A distinct thread in online news last year revolved around the idea of connecting people — to each other, to the reporters in the newsroom, to what was happening down the block. A few of the most innovative changes to the social landscape of journalism in 2008:
We mentioned Twitter in our year-end review of mobile news, but it’s worth mentioning again because it’s been the glue that helped breaking news spread, connected journalists and gave readers another pathway for feedback. Erica Smith’s excellent round-up of newspapers that use Twitter is a reminder of how quickly and widely this relatively new service has spread in traditional newsrooms.
2008 kicked off with the launch of the Knight-funded EveryBlock, which redefined how local news could be aggregated and displayed in an extremely granular format. Adrian Holovaty joined with a small team of developers and designer Wilson Miner and since January they’ve expanded from Chicago, New York and San Francisco to Boston, Charlotte, Los Angeles, Miami, Philadelphia, San Jose, Seattle and Washington, DC. Holovaty called the site’s ethos “microlocal” in it’s mission to answer the question, “What’s happening in my neighborhood?”

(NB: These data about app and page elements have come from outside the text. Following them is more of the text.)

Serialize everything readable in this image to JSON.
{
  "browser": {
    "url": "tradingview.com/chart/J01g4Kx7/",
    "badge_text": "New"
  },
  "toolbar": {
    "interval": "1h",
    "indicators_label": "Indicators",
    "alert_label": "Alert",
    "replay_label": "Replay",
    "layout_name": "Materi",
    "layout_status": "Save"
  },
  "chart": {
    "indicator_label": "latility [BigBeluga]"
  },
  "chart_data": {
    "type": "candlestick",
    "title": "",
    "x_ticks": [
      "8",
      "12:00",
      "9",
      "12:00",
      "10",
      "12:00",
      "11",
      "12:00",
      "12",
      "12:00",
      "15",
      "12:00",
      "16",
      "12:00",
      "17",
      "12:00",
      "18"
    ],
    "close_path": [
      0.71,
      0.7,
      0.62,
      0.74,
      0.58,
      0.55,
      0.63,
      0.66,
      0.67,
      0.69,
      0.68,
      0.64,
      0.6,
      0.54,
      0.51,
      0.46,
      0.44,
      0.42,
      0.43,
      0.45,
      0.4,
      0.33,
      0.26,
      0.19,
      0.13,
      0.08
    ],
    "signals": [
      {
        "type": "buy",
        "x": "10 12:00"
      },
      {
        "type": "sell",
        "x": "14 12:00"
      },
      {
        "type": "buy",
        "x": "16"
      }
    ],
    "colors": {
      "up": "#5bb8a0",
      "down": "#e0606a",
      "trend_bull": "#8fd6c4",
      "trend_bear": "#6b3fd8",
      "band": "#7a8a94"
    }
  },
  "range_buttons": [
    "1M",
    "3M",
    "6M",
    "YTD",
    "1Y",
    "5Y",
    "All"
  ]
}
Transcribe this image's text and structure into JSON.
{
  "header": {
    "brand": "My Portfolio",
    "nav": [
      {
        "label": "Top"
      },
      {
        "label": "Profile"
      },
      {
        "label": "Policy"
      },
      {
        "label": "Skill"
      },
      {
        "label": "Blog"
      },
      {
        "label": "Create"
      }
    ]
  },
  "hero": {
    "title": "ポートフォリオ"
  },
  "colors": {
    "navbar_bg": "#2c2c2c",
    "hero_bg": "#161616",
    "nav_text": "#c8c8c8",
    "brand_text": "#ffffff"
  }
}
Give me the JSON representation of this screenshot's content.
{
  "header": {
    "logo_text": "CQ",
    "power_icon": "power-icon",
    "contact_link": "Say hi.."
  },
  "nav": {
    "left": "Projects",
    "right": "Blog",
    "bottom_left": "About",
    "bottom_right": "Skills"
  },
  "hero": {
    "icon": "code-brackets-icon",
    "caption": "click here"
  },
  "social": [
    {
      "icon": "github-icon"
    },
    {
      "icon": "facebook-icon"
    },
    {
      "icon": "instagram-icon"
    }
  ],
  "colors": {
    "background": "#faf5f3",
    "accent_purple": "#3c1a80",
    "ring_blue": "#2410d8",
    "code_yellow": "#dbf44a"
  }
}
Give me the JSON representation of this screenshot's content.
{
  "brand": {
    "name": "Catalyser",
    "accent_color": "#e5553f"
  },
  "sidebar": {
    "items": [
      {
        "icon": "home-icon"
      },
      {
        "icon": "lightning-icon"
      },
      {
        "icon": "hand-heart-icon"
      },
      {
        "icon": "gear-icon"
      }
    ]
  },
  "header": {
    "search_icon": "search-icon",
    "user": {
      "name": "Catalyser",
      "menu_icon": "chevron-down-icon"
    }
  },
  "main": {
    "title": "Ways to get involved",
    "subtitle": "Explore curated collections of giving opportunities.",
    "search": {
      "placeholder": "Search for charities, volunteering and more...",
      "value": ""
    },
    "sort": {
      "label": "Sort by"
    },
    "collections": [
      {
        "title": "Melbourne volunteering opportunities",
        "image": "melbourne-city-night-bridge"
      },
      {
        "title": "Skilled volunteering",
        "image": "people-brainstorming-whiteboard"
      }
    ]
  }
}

David Cohn, also with funding from the Knight Foundation, launched Spot.us, which attempts to create an alternative, community-centric approach to assigning and funding journalism. Cohn worked with the crew at Hashrocket to build an innovative site that creates a marketplace between passionate citizens and interested journalists. They’ve already funded and completed four stories, from fact-checking local campaigns to issues of water contamination. It’s also worth checking out the behind the scenes of the design process.
ReportingOn.com, started by Ryan Sholin and funded by the Knight Foundation (notice a trend?), the site is built to connect journalists working on the same topics to share knowledge and tips. It’s the first social network that revolves around beats.
Notably, these four projects were built outside newsrooms and designed to empower journalists across the spectrum (from community bloggers to full-time reporters). It’s a trend we can expect to continue — especially when you read through predictions for 2009 solicited by David Cohn.
2008: The Year in News Design
Tyson Evans is the editor of Update and an interface engineer at The New York Times.